Every record that follows must be duplicated exactly, with images left out.

** PROVIDED DATA follows **

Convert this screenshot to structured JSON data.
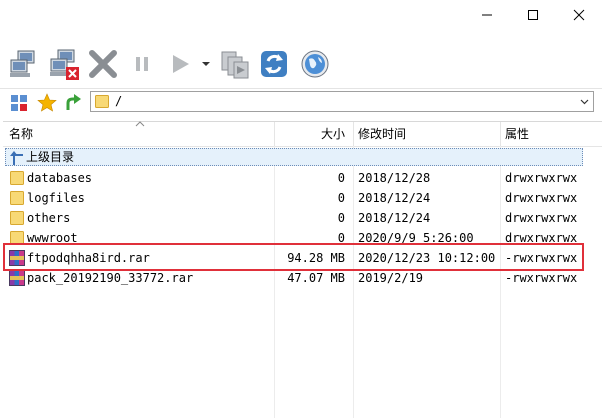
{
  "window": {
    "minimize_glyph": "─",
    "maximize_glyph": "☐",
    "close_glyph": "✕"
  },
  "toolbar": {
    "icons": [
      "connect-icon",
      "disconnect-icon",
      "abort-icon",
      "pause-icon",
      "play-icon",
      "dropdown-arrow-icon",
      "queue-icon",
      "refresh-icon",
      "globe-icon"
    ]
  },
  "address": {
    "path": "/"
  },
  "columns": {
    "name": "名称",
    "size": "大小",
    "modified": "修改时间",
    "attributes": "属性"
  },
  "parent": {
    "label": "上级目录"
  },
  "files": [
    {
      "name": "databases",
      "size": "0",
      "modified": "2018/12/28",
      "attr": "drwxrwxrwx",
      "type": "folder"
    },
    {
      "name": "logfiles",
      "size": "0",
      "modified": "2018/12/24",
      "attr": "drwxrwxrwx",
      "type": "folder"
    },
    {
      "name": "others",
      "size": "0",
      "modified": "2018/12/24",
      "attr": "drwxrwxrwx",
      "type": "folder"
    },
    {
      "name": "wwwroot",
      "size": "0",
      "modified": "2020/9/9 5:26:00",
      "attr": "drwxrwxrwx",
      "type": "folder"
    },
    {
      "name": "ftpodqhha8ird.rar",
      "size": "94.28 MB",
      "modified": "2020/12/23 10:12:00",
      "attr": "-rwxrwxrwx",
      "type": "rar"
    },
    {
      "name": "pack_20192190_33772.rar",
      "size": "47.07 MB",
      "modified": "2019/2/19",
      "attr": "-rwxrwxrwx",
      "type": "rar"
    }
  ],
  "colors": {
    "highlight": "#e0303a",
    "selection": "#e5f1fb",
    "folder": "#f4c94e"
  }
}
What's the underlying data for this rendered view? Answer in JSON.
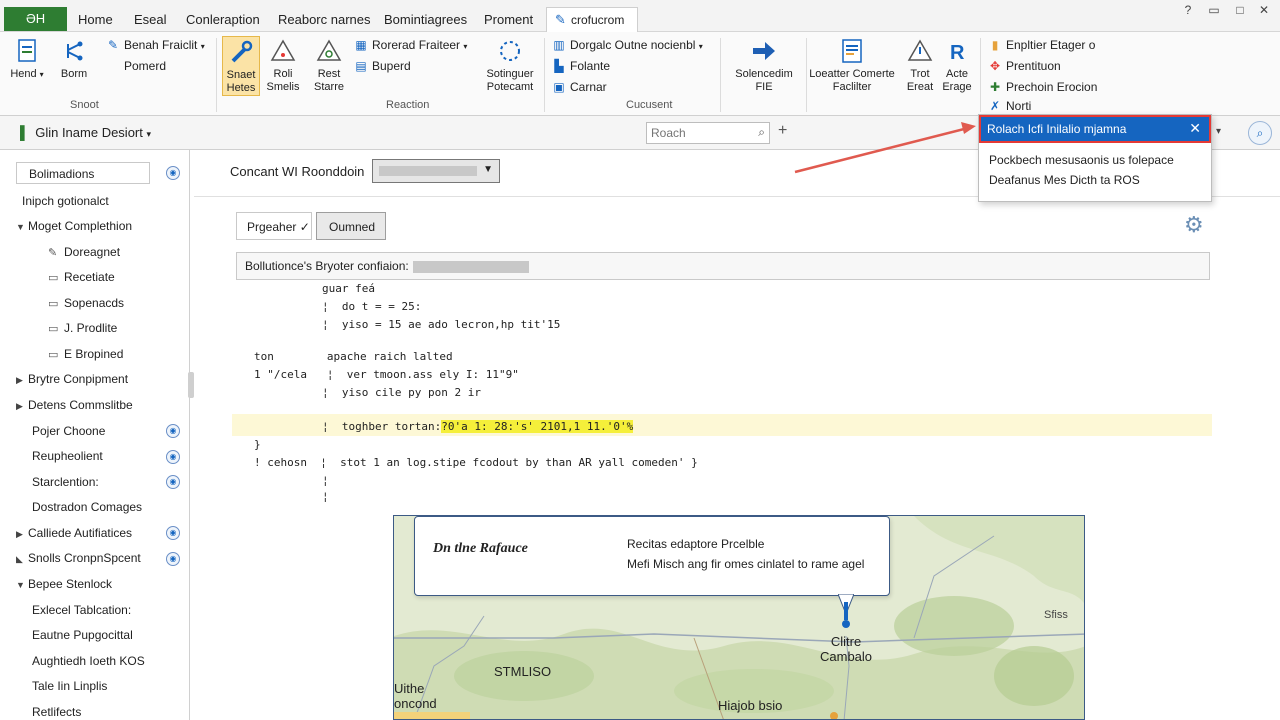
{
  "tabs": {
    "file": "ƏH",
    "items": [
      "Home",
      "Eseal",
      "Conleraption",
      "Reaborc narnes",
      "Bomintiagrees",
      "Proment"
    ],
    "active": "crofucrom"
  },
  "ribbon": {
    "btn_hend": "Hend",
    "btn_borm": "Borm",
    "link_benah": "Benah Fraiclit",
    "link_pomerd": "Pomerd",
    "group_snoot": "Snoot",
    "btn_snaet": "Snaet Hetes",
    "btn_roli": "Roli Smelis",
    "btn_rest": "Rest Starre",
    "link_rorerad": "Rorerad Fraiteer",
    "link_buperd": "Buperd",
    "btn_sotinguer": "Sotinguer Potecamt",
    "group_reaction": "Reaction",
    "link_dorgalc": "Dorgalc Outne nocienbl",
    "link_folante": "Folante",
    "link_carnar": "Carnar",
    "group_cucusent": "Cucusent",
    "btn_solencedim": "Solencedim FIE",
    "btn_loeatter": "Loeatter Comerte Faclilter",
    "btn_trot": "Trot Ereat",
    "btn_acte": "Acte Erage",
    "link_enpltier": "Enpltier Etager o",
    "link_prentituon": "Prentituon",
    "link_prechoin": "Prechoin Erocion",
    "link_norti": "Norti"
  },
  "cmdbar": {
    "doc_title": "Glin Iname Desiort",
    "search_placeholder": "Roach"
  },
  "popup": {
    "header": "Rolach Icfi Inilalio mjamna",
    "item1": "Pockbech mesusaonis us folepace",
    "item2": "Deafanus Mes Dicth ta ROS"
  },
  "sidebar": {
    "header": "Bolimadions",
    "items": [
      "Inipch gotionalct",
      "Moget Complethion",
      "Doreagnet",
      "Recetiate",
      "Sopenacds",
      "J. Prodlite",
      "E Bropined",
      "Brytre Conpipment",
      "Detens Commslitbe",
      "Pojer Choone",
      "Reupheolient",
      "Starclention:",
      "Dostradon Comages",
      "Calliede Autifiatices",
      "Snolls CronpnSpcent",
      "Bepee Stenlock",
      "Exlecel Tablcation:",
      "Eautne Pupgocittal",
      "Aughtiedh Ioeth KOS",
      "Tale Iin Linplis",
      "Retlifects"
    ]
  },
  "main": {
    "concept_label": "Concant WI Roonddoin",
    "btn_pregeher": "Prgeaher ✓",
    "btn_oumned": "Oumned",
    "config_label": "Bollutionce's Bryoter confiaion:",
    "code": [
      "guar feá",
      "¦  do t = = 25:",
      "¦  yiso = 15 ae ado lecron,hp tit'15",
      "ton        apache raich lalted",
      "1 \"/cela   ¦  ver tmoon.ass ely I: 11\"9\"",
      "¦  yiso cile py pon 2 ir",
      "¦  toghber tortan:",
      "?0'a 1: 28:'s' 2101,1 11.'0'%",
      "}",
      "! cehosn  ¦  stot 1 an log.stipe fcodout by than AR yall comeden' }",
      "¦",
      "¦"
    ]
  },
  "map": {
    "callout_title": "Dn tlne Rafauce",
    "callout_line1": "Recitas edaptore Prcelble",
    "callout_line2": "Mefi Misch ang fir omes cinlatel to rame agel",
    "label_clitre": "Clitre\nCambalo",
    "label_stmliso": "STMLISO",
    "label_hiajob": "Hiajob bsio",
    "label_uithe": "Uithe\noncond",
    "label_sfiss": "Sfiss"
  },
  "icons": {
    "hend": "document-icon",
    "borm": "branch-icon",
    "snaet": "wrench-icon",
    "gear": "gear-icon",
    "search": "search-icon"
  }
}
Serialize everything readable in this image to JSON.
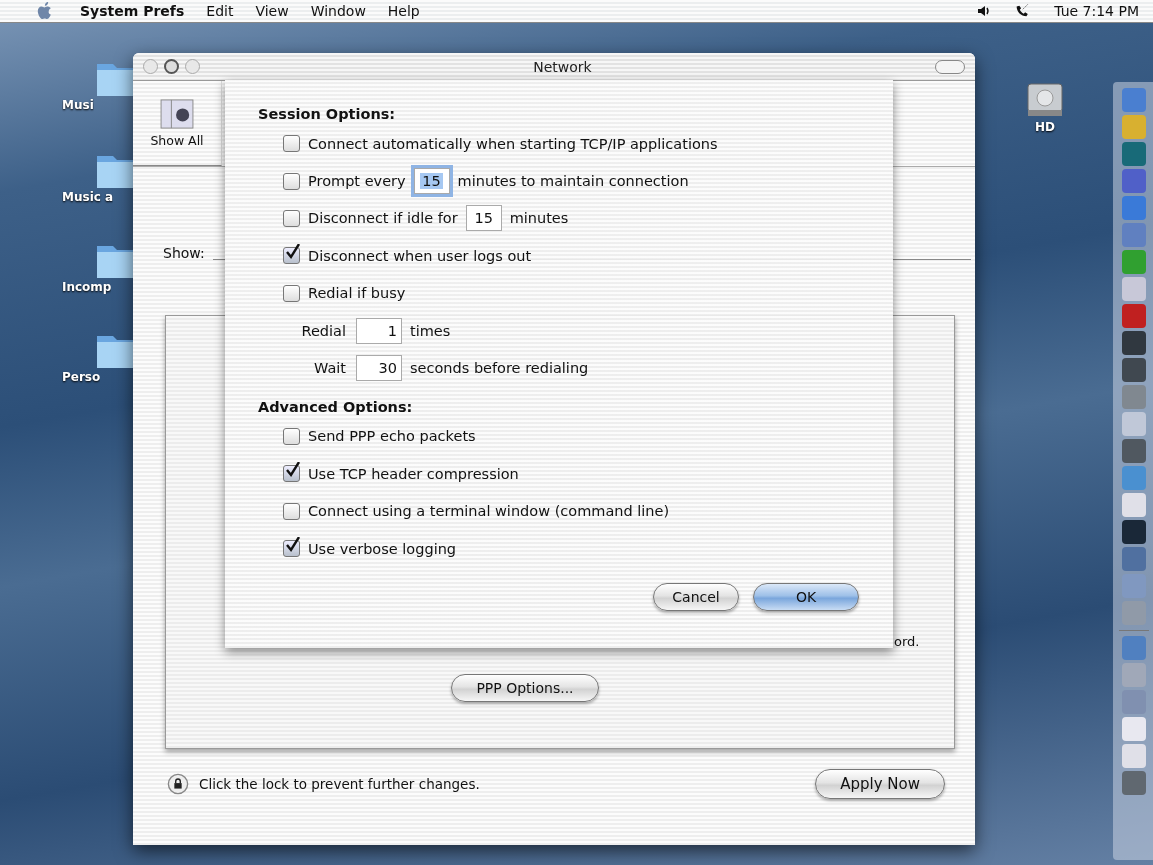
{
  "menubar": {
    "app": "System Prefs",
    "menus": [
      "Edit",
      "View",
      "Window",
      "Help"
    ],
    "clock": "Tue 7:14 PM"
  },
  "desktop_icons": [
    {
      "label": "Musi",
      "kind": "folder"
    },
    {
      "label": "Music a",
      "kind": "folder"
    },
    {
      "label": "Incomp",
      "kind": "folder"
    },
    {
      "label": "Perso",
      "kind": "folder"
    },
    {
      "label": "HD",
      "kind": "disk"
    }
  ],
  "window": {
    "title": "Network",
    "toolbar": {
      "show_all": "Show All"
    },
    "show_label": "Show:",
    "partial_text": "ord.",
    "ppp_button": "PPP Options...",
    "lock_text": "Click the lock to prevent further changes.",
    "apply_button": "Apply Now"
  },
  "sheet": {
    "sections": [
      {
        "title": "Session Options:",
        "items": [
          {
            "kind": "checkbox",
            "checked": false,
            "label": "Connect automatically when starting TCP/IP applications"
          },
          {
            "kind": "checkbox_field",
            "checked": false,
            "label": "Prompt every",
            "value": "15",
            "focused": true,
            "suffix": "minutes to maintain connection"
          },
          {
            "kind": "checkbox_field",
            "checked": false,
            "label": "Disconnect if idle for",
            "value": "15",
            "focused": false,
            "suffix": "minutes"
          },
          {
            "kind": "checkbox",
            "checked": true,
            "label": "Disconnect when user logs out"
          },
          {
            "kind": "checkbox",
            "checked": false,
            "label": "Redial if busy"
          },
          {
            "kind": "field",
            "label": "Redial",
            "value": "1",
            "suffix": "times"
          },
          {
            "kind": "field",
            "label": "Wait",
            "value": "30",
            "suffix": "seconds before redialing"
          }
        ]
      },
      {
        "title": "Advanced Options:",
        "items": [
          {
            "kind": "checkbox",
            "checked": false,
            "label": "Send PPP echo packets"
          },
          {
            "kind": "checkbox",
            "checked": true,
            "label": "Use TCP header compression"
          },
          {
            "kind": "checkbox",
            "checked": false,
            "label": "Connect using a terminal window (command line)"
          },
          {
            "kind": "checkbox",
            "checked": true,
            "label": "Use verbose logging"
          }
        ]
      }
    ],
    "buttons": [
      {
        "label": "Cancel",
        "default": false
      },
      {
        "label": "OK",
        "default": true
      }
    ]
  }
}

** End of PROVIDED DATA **

> [RESULT OF THE EXERCISE]
Convert this screenshot to structured JSON data.
{
  "window": {
    "minimize_glyph": "─",
    "maximize_glyph": "☐",
    "close_glyph": "✕"
  },
  "toolbar": {
    "icons": [
      "connect-icon",
      "disconnect-icon",
      "abort-icon",
      "pause-icon",
      "play-icon",
      "dropdown-arrow-icon",
      "queue-icon",
      "refresh-icon",
      "globe-icon"
    ]
  },
  "address": {
    "path": "/"
  },
  "columns": {
    "name": "名称",
    "size": "大小",
    "modified": "修改时间",
    "attributes": "属性"
  },
  "parent": {
    "label": "上级目录"
  },
  "files": [
    {
      "name": "databases",
      "size": "0",
      "modified": "2018/12/28",
      "attr": "drwxrwxrwx",
      "type": "folder"
    },
    {
      "name": "logfiles",
      "size": "0",
      "modified": "2018/12/24",
      "attr": "drwxrwxrwx",
      "type": "folder"
    },
    {
      "name": "others",
      "size": "0",
      "modified": "2018/12/24",
      "attr": "drwxrwxrwx",
      "type": "folder"
    },
    {
      "name": "wwwroot",
      "size": "0",
      "modified": "2020/9/9 5:26:00",
      "attr": "drwxrwxrwx",
      "type": "folder"
    },
    {
      "name": "ftpodqhha8ird.rar",
      "size": "94.28 MB",
      "modified": "2020/12/23 10:12:00",
      "attr": "-rwxrwxrwx",
      "type": "rar"
    },
    {
      "name": "pack_20192190_33772.rar",
      "size": "47.07 MB",
      "modified": "2019/2/19",
      "attr": "-rwxrwxrwx",
      "type": "rar"
    }
  ],
  "colors": {
    "highlight": "#e0303a",
    "selection": "#e5f1fb",
    "folder": "#f4c94e"
  }
}
What's the underlying data for this rendered view? Answer in JSON.
{
  "tabs": {
    "file": "ƏH",
    "items": [
      "Home",
      "Eseal",
      "Conleraption",
      "Reaborc narnes",
      "Bomintiagrees",
      "Proment"
    ],
    "active": "crofucrom"
  },
  "ribbon": {
    "btn_hend": "Hend",
    "btn_borm": "Borm",
    "link_benah": "Benah Fraiclit",
    "link_pomerd": "Pomerd",
    "group_snoot": "Snoot",
    "btn_snaet": "Snaet Hetes",
    "btn_roli": "Roli Smelis",
    "btn_rest": "Rest Starre",
    "link_rorerad": "Rorerad Fraiteer",
    "link_buperd": "Buperd",
    "btn_sotinguer": "Sotinguer Potecamt",
    "group_reaction": "Reaction",
    "link_dorgalc": "Dorgalc Outne nocienbl",
    "link_folante": "Folante",
    "link_carnar": "Carnar",
    "group_cucusent": "Cucusent",
    "btn_solencedim": "Solencedim FIE",
    "btn_loeatter": "Loeatter Comerte Faclilter",
    "btn_trot": "Trot Ereat",
    "btn_acte": "Acte Erage",
    "link_enpltier": "Enpltier Etager o",
    "link_prentituon": "Prentituon",
    "link_prechoin": "Prechoin Erocion",
    "link_norti": "Norti"
  },
  "cmdbar": {
    "doc_title": "Glin Iname Desiort",
    "search_placeholder": "Roach"
  },
  "popup": {
    "header": "Rolach Icfi Inilalio mjamna",
    "item1": "Pockbech mesusaonis us folepace",
    "item2": "Deafanus Mes Dicth ta ROS"
  },
  "sidebar": {
    "header": "Bolimadions",
    "items": [
      "Inipch gotionalct",
      "Moget Complethion",
      "Doreagnet",
      "Recetiate",
      "Sopenacds",
      "J. Prodlite",
      "E Bropined",
      "Brytre Conpipment",
      "Detens Commslitbe",
      "Pojer Choone",
      "Reupheolient",
      "Starclention:",
      "Dostradon Comages",
      "Calliede Autifiatices",
      "Snolls CronpnSpcent",
      "Bepee Stenlock",
      "Exlecel Tablcation:",
      "Eautne Pupgocittal",
      "Aughtiedh Ioeth KOS",
      "Tale Iin Linplis",
      "Retlifects"
    ]
  },
  "main": {
    "concept_label": "Concant WI Roonddoin",
    "btn_pregeher": "Prgeaher ✓",
    "btn_oumned": "Oumned",
    "config_label": "Bollutionce's Bryoter confiaion:",
    "code": [
      "guar feá",
      "¦  do t = = 25:",
      "¦  yiso = 15 ae ado lecron,hp tit'15",
      "ton        apache raich lalted",
      "1 \"/cela   ¦  ver tmoon.ass ely I: 11\"9\"",
      "¦  yiso cile py pon 2 ir",
      "¦  toghber tortan:",
      "?0'a 1: 28:'s' 2101,1 11.'0'%",
      "}",
      "! cehosn  ¦  stot 1 an log.stipe fcodout by than AR yall comeden' }",
      "¦",
      "¦"
    ]
  },
  "map": {
    "callout_title": "Dn tlne Rafauce",
    "callout_line1": "Recitas edaptore Prcelble",
    "callout_line2": "Mefi Misch ang fir omes cinlatel to rame agel",
    "label_clitre": "Clitre\nCambalo",
    "label_stmliso": "STMLISO",
    "label_hiajob": "Hiajob bsio",
    "label_uithe": "Uithe\noncond",
    "label_sfiss": "Sfiss"
  },
  "icons": {
    "hend": "document-icon",
    "borm": "branch-icon",
    "snaet": "wrench-icon",
    "gear": "gear-icon",
    "search": "search-icon"
  }
}
Serialize everything readable in this image to JSON.
{
  "menubar": {
    "app": "System Prefs",
    "menus": [
      "Edit",
      "View",
      "Window",
      "Help"
    ],
    "clock": "Tue 7:14 PM"
  },
  "desktop_icons": [
    {
      "label": "Musi",
      "kind": "folder"
    },
    {
      "label": "Music a",
      "kind": "folder"
    },
    {
      "label": "Incomp",
      "kind": "folder"
    },
    {
      "label": "Perso",
      "kind": "folder"
    },
    {
      "label": "HD",
      "kind": "disk"
    }
  ],
  "window": {
    "title": "Network",
    "toolbar": {
      "show_all": "Show All"
    },
    "show_label": "Show:",
    "partial_text": "ord.",
    "ppp_button": "PPP Options...",
    "lock_text": "Click the lock to prevent further changes.",
    "apply_button": "Apply Now"
  },
  "sheet": {
    "sections": [
      {
        "title": "Session Options:",
        "items": [
          {
            "kind": "checkbox",
            "checked": false,
            "label": "Connect automatically when starting TCP/IP applications"
          },
          {
            "kind": "checkbox_field",
            "checked": false,
            "label": "Prompt every",
            "value": "15",
            "focused": true,
            "suffix": "minutes to maintain connection"
          },
          {
            "kind": "checkbox_field",
            "checked": false,
            "label": "Disconnect if idle for",
            "value": "15",
            "focused": false,
            "suffix": "minutes"
          },
          {
            "kind": "checkbox",
            "checked": true,
            "label": "Disconnect when user logs out"
          },
          {
            "kind": "checkbox",
            "checked": false,
            "label": "Redial if busy"
          },
          {
            "kind": "field",
            "label": "Redial",
            "value": "1",
            "suffix": "times"
          },
          {
            "kind": "field",
            "label": "Wait",
            "value": "30",
            "suffix": "seconds before redialing"
          }
        ]
      },
      {
        "title": "Advanced Options:",
        "items": [
          {
            "kind": "checkbox",
            "checked": false,
            "label": "Send PPP echo packets"
          },
          {
            "kind": "checkbox",
            "checked": true,
            "label": "Use TCP header compression"
          },
          {
            "kind": "checkbox",
            "checked": false,
            "label": "Connect using a terminal window (command line)"
          },
          {
            "kind": "checkbox",
            "checked": true,
            "label": "Use verbose logging"
          }
        ]
      }
    ],
    "buttons": [
      {
        "label": "Cancel",
        "default": false
      },
      {
        "label": "OK",
        "default": true
      }
    ]
  }
}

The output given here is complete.